_EXTRACTED MATERIAL_
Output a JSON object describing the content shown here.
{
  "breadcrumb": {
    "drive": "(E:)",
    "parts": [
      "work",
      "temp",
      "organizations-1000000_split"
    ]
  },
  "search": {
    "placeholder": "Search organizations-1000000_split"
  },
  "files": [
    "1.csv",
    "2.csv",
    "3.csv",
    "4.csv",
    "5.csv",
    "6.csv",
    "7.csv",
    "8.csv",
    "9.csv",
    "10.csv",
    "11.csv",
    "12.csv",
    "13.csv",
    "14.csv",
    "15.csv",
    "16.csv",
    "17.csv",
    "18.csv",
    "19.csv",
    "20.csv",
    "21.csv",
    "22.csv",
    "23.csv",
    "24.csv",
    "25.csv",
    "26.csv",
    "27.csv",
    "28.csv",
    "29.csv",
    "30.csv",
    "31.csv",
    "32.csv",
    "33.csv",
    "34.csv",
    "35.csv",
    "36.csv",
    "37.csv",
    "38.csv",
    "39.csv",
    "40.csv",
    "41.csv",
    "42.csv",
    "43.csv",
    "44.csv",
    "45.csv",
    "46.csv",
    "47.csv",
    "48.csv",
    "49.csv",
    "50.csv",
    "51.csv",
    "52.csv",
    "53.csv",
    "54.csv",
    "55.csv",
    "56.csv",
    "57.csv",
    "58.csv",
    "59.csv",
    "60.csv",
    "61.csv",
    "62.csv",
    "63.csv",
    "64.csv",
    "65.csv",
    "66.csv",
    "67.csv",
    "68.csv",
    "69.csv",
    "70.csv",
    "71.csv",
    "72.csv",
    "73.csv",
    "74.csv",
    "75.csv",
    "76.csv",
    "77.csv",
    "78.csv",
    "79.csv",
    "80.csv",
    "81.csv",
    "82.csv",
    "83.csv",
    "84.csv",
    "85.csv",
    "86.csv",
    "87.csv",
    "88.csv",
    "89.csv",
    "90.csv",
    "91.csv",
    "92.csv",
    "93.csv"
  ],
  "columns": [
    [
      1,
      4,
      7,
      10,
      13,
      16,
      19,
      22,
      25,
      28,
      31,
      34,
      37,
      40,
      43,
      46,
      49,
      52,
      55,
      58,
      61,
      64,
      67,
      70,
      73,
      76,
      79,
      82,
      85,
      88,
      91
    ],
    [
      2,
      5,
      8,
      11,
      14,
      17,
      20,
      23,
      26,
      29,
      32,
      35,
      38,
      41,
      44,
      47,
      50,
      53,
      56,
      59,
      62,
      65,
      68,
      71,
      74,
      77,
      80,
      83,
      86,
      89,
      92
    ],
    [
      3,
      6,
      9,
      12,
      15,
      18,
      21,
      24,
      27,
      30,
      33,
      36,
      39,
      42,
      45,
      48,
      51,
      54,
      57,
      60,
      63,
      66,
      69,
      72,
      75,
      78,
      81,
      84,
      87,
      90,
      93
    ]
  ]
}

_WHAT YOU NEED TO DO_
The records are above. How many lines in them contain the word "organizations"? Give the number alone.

_SOLUTION_
2